PROVIDENCE — Woonsocket’s Mike Akinrola is making a big impact on Rhode Island College’s basketball team this season.
The 6-foot-6 junior is averaging 14.3 points per game. He was named Little East Conference Co-Player of the Week last week after averaging 21.5 points and five rebounds in two games.
“It took me awhile to get adjusted to college ball,” Akinrola admitted on Wednesday afternoon. “As a freshman, I came in and realized I had to lose some weight to keep up with coach (Bob) Walsh’s offense. I didn’t realize how big I was. I weighed 260 pounds when I came here. By the end of my freshman season, I had lost a lot of weight, just by practicing with the team.”
Akinrola only played 27 minutes during his freshman season as he adjusted to college life, both in the classroom and on the basketball coach.
“My sophomore year, I hurt my hand and didn’t help the team much until the second half of the season,” Akinrola added. Down to 230 pounds, the powerful frontcourt player began seeing significant minutes and upped his scoring average to 9 points per game. His playing time increased to an average of 19 minutes per game.
“Mike worked hard to get in shape when we first came here,” Walsh admitted after Wednesday’s practice session ended. “We play a pretty fast game. When Mike was a freshman, he realized he would have to change his approach. And to his credit, he did just that.”
The Anchormen won the Little East Conference regular season and playoff titles last year. This year, they are tied for second place in the LEC with a 6-3 record, two games behind Western Connecticut.
“We want to win the LEC championship again,” Akinrola said. “Right now, we’re not doing as good as we should. We need to focus on the next game and nothing else.”
Akinrola credits the RIC coaching staff with helping him develop his offensive moves in the low post.
“Coach Walsh really emphasizes the low post game in practice,” Akinrola said. “This year is my first season as a starter and I am playing as hard as I can.”
Walsh, who has led the Anchormen to four regular season LEC titles and three tournament championships in six seasons as head coach, notices more determination in his good-natured center.
“Mike is getting himself into better position in the post,” the coach said. “He has always had an ability to put the ball in the basket. Now he has more of a relentless attitude to get into position under the hoop. It is almost impossible to stop Mike once he gets position because he is so good at going to the basket.
“Mike’s offense has improved in a couple of ways,” Walsh added. “One, he has learned how to get his position on the block. Two, he is really running the floor. Once or twice a game, Mike is going to score a basket in transition for us. Mike is 6-foot-6 and around 230 pounds and he definitely can use his wide body to good advantage.
“What Mike has really learned is to use his feet better.
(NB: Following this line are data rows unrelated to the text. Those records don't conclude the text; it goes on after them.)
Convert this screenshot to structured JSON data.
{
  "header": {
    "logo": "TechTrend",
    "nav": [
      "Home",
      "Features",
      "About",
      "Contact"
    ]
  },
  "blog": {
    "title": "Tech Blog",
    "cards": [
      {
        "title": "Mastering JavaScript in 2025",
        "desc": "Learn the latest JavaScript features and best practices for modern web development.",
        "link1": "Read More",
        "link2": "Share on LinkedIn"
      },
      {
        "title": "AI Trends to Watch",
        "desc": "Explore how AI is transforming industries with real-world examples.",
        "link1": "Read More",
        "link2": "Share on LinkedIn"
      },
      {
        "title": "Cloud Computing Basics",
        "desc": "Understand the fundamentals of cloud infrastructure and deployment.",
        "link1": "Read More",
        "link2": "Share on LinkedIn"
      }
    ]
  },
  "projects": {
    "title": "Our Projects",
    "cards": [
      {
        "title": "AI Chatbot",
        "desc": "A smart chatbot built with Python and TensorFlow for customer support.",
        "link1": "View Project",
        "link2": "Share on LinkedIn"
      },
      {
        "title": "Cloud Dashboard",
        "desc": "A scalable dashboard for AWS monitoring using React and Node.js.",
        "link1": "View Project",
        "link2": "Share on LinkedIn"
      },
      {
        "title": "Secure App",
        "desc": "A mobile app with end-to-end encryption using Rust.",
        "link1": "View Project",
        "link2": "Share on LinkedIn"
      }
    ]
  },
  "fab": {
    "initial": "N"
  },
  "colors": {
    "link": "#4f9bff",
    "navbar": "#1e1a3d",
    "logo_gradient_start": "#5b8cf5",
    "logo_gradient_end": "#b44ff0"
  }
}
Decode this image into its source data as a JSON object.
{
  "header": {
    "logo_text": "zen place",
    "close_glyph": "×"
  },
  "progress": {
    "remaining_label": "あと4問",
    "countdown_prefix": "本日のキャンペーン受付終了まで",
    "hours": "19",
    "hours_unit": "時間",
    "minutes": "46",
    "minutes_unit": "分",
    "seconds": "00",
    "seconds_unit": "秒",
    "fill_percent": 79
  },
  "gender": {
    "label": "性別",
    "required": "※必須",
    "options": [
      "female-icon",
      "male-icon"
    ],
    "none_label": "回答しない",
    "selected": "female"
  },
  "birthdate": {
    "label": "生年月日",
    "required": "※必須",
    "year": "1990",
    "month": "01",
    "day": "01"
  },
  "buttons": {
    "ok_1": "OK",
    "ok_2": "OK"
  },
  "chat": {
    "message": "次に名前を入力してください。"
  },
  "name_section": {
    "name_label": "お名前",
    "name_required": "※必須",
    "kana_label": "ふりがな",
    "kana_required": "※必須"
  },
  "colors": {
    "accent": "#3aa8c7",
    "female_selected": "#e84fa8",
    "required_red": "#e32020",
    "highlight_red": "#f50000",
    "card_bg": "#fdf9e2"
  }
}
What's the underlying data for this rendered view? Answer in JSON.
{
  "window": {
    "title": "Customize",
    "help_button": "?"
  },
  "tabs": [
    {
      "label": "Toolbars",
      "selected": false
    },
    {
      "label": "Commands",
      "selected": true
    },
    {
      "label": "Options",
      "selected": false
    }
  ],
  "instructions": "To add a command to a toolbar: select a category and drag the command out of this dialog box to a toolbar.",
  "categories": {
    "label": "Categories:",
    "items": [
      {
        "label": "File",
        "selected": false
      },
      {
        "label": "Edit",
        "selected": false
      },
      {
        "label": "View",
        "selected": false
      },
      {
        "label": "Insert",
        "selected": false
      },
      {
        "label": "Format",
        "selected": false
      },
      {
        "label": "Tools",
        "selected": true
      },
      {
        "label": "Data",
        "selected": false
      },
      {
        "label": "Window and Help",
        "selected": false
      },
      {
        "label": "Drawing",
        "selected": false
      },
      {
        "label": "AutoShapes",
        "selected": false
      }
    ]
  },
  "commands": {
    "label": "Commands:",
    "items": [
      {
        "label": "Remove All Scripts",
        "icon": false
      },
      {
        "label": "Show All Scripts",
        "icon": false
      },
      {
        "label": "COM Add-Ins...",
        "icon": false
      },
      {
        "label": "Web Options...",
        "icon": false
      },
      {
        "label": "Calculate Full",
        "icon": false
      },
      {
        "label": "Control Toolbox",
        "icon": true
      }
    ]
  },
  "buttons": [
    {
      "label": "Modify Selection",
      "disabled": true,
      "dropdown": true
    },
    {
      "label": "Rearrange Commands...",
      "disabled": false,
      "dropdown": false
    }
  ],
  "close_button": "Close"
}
Instead of getting into a leaning and shoving match with his defender, Mike is now sliding his feet to get into good position,” Walsh concluded.
Akinrola is also learning how to get into good position in the classroom.
“When I first came to college, I really didn’t do much,” he said. “Things weren’t going well at first. But I learned how to get my work done for class, and I found out what I needed to do to get good grades. I’m majoring in justice studies. I hope to become a policeman or state trooper after I graduate.”
Rhode Island College has been a good fit for Akinrola.
“I’m very happy with my decision to come here,” he said. “It’s cheap for me and not far from home.”
Bob Walsh is happy Akinrola joined his basketball program.
“We wanted to establish a championship program here,” the coach said. “We wanted to be recognized on a national level (in Division III) and I think we have done that. Local guys like Mike Akinrola have helped us achieve our goals.”